Information given ::

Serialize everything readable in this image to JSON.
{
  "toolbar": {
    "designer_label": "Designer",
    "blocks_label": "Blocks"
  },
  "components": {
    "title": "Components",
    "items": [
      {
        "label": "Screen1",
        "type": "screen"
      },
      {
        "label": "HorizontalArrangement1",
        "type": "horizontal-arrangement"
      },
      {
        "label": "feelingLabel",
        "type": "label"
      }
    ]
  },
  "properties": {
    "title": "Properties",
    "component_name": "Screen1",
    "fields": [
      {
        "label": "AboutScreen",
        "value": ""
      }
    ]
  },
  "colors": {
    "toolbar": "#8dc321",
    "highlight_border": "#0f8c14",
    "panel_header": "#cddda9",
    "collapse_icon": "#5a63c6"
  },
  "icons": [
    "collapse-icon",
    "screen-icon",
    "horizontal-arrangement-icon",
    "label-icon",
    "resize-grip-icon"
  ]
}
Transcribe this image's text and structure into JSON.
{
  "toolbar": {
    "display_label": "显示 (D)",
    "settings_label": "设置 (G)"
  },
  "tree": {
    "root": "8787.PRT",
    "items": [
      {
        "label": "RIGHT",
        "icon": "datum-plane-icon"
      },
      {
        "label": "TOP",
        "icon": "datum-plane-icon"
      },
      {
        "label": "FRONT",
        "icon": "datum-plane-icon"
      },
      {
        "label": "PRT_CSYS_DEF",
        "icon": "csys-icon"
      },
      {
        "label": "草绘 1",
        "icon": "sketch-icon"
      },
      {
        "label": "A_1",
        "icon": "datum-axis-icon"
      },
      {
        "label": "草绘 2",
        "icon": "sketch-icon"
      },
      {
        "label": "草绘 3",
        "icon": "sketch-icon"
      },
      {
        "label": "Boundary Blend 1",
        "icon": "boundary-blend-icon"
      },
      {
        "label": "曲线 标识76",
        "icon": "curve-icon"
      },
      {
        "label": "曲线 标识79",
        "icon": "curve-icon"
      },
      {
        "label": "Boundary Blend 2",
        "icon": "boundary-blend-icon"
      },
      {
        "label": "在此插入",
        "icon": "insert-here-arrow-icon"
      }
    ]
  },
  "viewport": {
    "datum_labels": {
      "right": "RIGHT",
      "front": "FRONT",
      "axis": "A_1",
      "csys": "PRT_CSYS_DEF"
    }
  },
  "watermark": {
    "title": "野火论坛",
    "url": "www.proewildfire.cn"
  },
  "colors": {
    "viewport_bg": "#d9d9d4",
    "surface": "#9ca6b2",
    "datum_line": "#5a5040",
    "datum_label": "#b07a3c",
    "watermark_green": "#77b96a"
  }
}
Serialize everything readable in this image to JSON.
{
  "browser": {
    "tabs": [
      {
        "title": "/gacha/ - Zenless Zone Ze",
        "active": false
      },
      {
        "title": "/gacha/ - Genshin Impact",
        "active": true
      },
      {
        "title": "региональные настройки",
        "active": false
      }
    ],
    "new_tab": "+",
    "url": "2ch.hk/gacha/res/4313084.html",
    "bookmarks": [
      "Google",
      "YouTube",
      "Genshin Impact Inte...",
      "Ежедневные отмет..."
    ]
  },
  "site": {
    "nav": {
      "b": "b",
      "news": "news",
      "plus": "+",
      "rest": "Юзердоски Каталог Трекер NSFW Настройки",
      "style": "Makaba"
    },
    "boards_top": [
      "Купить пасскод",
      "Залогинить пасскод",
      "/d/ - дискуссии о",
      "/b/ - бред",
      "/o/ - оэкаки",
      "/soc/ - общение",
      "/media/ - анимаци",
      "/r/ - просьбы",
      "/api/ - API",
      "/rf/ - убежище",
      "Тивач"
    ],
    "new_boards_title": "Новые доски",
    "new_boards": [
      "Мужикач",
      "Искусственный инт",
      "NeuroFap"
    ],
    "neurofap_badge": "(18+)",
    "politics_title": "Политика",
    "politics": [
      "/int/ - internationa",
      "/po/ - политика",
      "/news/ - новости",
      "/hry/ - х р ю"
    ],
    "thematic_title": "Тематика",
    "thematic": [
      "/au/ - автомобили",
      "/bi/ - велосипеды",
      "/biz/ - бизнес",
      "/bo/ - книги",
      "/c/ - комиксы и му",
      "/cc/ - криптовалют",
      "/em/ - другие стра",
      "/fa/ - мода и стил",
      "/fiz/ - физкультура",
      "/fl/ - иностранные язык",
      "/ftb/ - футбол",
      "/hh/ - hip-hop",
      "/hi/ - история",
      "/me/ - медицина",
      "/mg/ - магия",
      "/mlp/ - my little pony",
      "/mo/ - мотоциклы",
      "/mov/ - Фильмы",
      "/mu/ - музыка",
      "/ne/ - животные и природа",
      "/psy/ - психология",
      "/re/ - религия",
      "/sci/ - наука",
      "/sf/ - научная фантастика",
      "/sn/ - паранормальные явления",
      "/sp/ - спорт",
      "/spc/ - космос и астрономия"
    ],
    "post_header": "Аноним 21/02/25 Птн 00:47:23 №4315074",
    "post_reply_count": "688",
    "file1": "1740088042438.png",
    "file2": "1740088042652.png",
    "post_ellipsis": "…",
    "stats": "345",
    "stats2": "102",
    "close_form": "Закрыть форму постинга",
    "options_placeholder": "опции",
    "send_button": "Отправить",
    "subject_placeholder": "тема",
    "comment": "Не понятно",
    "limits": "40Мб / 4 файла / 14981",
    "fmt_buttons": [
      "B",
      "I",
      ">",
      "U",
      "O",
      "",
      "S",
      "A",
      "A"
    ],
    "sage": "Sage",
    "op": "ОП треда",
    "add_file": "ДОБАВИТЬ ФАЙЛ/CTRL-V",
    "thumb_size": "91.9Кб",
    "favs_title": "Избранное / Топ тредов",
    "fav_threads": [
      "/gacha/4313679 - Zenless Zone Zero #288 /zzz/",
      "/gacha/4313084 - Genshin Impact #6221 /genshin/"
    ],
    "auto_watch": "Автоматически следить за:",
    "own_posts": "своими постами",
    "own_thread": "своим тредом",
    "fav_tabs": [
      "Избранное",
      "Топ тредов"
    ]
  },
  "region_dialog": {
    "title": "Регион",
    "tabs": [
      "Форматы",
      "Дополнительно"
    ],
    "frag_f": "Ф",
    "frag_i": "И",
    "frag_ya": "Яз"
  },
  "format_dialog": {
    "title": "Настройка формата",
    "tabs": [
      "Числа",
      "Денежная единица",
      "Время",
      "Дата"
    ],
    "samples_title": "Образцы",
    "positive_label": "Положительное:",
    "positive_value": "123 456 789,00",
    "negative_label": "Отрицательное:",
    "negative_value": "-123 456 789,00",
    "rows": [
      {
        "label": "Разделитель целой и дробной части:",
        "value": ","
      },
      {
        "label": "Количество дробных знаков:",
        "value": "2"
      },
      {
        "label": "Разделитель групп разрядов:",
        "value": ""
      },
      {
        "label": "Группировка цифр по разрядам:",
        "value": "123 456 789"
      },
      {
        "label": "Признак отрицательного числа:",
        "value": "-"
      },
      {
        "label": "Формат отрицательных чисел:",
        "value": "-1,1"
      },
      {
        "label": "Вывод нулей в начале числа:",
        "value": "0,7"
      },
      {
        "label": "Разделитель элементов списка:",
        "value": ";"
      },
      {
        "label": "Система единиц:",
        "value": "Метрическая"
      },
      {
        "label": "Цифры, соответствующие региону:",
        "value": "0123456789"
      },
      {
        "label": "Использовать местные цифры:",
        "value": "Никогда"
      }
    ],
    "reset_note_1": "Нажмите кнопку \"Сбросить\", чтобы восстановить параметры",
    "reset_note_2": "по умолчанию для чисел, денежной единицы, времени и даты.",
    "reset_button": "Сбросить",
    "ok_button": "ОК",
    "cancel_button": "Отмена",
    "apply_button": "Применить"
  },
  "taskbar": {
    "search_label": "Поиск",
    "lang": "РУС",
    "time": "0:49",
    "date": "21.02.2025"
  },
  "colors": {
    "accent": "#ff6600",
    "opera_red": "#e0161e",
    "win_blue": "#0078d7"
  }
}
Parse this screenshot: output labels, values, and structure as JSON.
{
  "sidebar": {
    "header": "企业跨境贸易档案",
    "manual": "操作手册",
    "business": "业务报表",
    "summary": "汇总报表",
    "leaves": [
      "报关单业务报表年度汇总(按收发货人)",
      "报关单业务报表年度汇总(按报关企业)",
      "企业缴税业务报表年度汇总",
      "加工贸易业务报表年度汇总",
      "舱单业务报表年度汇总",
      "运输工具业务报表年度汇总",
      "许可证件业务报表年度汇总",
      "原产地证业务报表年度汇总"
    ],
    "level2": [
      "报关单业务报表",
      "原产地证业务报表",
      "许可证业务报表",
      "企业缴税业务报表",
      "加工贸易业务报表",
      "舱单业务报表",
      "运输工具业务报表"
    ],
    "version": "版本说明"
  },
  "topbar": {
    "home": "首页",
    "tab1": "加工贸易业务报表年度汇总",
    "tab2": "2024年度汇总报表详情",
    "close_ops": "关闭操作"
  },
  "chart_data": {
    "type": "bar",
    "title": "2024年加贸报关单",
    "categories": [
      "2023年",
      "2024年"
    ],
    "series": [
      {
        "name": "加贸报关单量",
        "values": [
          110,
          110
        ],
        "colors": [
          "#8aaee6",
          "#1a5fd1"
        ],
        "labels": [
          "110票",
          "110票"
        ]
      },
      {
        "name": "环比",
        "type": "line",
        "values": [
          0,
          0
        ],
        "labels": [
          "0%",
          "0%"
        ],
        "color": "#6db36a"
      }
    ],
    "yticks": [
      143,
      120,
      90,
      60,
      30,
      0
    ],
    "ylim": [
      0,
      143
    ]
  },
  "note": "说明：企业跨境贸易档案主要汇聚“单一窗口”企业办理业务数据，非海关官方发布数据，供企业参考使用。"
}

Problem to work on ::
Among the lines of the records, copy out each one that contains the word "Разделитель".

Solution to the problem ::
        "label": "Разделитель целой и дробной части:",
        "label": "Разделитель групп разрядов:",
        "label": "Разделитель элементов списка:",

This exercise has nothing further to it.